App and web page records
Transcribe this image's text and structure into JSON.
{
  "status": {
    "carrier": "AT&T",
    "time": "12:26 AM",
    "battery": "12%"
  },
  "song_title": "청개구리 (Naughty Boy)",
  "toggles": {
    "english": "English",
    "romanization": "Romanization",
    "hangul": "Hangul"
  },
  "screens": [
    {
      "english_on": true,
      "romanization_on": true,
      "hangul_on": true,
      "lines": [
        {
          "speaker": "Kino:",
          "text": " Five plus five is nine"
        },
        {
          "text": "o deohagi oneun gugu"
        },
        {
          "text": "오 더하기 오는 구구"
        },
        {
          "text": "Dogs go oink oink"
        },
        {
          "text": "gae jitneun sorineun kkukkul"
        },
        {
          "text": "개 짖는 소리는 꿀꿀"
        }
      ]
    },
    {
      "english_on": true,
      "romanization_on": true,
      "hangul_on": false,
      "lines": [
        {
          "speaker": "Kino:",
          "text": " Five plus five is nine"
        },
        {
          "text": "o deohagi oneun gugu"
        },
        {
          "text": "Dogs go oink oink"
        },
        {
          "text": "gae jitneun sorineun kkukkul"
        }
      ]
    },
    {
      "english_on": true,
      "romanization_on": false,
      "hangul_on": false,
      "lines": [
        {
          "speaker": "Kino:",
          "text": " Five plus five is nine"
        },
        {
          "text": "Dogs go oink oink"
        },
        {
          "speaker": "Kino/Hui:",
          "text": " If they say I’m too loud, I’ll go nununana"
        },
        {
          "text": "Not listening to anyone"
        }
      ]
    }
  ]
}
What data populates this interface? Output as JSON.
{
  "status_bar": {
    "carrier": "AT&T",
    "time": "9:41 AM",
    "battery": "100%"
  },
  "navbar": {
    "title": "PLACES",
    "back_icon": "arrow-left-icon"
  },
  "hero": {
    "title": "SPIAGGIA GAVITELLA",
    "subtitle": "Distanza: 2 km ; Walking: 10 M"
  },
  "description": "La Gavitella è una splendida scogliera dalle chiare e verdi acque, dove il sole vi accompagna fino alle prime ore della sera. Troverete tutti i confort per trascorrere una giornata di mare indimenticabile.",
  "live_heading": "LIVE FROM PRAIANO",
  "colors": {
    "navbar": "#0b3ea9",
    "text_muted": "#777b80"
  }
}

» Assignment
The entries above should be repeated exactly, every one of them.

» Problem solution
Transcribe this image's text and structure into JSON.
{
  "status": {
    "carrier": "AT&T",
    "time": "12:26 AM",
    "battery": "12%"
  },
  "song_title": "청개구리 (Naughty Boy)",
  "toggles": {
    "english": "English",
    "romanization": "Romanization",
    "hangul": "Hangul"
  },
  "screens": [
    {
      "english_on": true,
      "romanization_on": true,
      "hangul_on": true,
      "lines": [
        {
          "speaker": "Kino:",
          "text": " Five plus five is nine"
        },
        {
          "text": "o deohagi oneun gugu"
        },
        {
          "text": "오 더하기 오는 구구"
        },
        {
          "text": "Dogs go oink oink"
        },
        {
          "text": "gae jitneun sorineun kkukkul"
        },
        {
          "text": "개 짖는 소리는 꿀꿀"
        }
      ]
    },
    {
      "english_on": true,
      "romanization_on": true,
      "hangul_on": false,
      "lines": [
        {
          "speaker": "Kino:",
          "text": " Five plus five is nine"
        },
        {
          "text": "o deohagi oneun gugu"
        },
        {
          "text": "Dogs go oink oink"
        },
        {
          "text": "gae jitneun sorineun kkukkul"
        }
      ]
    },
    {
      "english_on": true,
      "romanization_on": false,
      "hangul_on": false,
      "lines": [
        {
          "speaker": "Kino:",
          "text": " Five plus five is nine"
        },
        {
          "text": "Dogs go oink oink"
        },
        {
          "speaker": "Kino/Hui:",
          "text": " If they say I’m too loud, I’ll go nununana"
        },
        {
          "text": "Not listening to anyone"
        }
      ]
    }
  ]
}
What data populates this interface? Output as JSON.
{
  "status_bar": {
    "carrier": "AT&T",
    "time": "9:41 AM",
    "battery": "100%"
  },
  "navbar": {
    "title": "PLACES",
    "back_icon": "arrow-left-icon"
  },
  "hero": {
    "title": "SPIAGGIA GAVITELLA",
    "subtitle": "Distanza: 2 km ; Walking: 10 M"
  },
  "description": "La Gavitella è una splendida scogliera dalle chiare e verdi acque, dove il sole vi accompagna fino alle prime ore della sera. Troverete tutti i confort per trascorrere una giornata di mare indimenticabile.",
  "live_heading": "LIVE FROM PRAIANO",
  "colors": {
    "navbar": "#0b3ea9",
    "text_muted": "#777b80"
  }
}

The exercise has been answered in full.